Evaluating eLearning Investments Through A Cost-Benefit Analysis

Evaluating eLearning Investments Through A Cost-Benefit Analysis
Summary: eLearning is more than just another course. Significant equipment, technology, and a variety of resources are required to build results-driven learning solutions. eLearning may be a cost, but it's also an investment... when you get leaders to see the benefits the right way.

 A Cost-Benefit Analysis On Evaluating eLearning Investments

I’m going to venture a guess that soon you’re going to want to develop effective and innovative learning activities. And to do so, you’ll probably acquire various technologies, hardware, software, and possibly other tools and equipment in order to make this happen.

Most people will say, 'if it’s in the budget, just buy it'. This is true for insignificant, inexpensive purchases, like office supplies, and training materials. But today, many training acquisitions are significant purchases for your organization, like purchasing a Learning Management System, computer equipment, or any eLearning development tool.

These acquisitions require approval from business leaders and financial decision-makers. They refer to these purchases as capital investments, and will either conduct cost-benefit/break even or net present value analysis (see this article link). Here, we'll focus on cost-benefit.

A Cost-Benefit Example

Let’s work through a simple cost-benefit example to provide insight about how decision-makers evaluate these types of investment decisions.

Mary is the President of a company that sells a productivity software for $200. She just announced the release of a new version with some additional features. The company ABC sells a productivity software for $200. The cost to make it is $120 per unit and they are currently selling 4000 units. Mary, the President, just announced the release of a new version with some additional features. Mary believes an eLearning course could help the marketing, and sales teams, increase sales by 700 units in the first year and avoid any work disruptions.

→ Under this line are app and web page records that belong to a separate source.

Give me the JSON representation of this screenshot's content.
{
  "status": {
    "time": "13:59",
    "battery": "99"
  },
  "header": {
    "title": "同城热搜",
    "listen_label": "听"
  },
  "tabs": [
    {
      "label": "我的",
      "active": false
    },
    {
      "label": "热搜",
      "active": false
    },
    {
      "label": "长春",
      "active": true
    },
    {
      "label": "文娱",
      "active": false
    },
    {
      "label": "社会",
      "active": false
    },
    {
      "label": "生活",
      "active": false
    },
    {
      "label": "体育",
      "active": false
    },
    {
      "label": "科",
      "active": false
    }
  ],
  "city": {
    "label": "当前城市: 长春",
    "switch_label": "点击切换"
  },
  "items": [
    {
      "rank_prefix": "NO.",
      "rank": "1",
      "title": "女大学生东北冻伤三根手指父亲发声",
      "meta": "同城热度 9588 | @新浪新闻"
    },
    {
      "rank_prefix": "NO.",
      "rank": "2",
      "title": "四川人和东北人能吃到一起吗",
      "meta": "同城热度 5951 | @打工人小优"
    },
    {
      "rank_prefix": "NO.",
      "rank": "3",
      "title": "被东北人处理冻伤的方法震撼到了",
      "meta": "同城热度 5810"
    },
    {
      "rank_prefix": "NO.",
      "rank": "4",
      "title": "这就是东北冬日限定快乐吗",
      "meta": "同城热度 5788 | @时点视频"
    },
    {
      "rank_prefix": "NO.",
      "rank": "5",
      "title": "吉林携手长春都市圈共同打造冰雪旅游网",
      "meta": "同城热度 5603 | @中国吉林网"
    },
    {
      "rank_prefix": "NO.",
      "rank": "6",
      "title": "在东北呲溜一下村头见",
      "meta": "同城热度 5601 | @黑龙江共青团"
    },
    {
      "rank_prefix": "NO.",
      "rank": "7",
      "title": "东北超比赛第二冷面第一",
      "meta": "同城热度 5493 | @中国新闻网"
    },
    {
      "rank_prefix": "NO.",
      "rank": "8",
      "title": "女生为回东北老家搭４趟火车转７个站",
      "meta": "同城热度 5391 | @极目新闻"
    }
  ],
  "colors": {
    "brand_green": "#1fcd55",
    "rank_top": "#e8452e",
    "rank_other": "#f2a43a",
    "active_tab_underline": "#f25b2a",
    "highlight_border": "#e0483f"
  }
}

You expect the course, including equipment, technology, content development, and design, to cost $60,000 and ABC currently has $200,000 in fixed cost. Before approving it, she asks you to provide a financial assessment to prove the course makes business sense.

Many training practitioners instinctively say, 'Yes, it makes sense' since sales will incrementally increase by 700 units or, $140,000, for an eLearning investment of $60,000. ABC will be ahead by $80,000. Business leaders, on the other hand, will compare current sales and costs with the projected outcomes.

At the current sales level of 4000 units ABC is earning $120,000 in operating income (column 1). But as soon as you add the additional $60,000 in eLearning fixed costs and the sales increase (column 2), we see ABC losing $4,000 dropping its operating income to $116,000. Naturally, Mary won’t support this decision.

It's at this point where learning practitioners will sell their soul to convince Mary she should do this anyways because learning always makes sense. Well, I hate to burst your bubble but this is a business and learning doesn't always make sense.

It's true, by rejecting the eLearning initiative ABC won’t gain 700 units in additional sales, but they also won’t incur the additional $60,000 eLearning fixed costs. At worst, they’ll maintain the current profit level and possibly gain some sales growth for the new software.

To get Mary’s support for the eLearning course one of two things must happen:

  1. Find a way to reduce the eLearning development costs by $4,000, or
  2. Work with the team to increase sales by 50 units.

Doing either one will bring the decision to what leader’s refer to as break-even. Ideally, you want to do better than break-even. That means either decreasing eLearning costs by MORE than $4,000 or increasing sales by MORE than 50 units. Then the eLearning decision is profitable for ABC. Regretfully, you don’t have control over sales but you do have control over eLearning costs.

  • Take time to review all of the eLearning course elements from the technology used to the development process.
  • Identify what you absolutely require to create and deploy the course.

These are your 'need to have' items. The rest, well, they’re the 'nice to have' elements. And unless you’re able to convince Mary about the tangible benefits they could provide the business, they’re unessential and your budget won’t increase.

Final Words

If you want to learn more, watch for my Spring 2018 Lynda.com course, "Gaining Internal Buy-in For eLearning". If you enjoyed this article, please visit my recent Lynda.com Train-the-Trainer eLearning course designed for both recent and seasoned trainers.

What I provided is a simple example to create awareness about how your leaders make financial decisions. I don’t expect you to become financial professionals. But whenever you have a learning proposal requiring significant resources, I encourage you to work with the internal finance team to build a robust business case. As a bonus, you’ll also impress your leaders even if you don’t get approval. So, please #alwaysbelearning.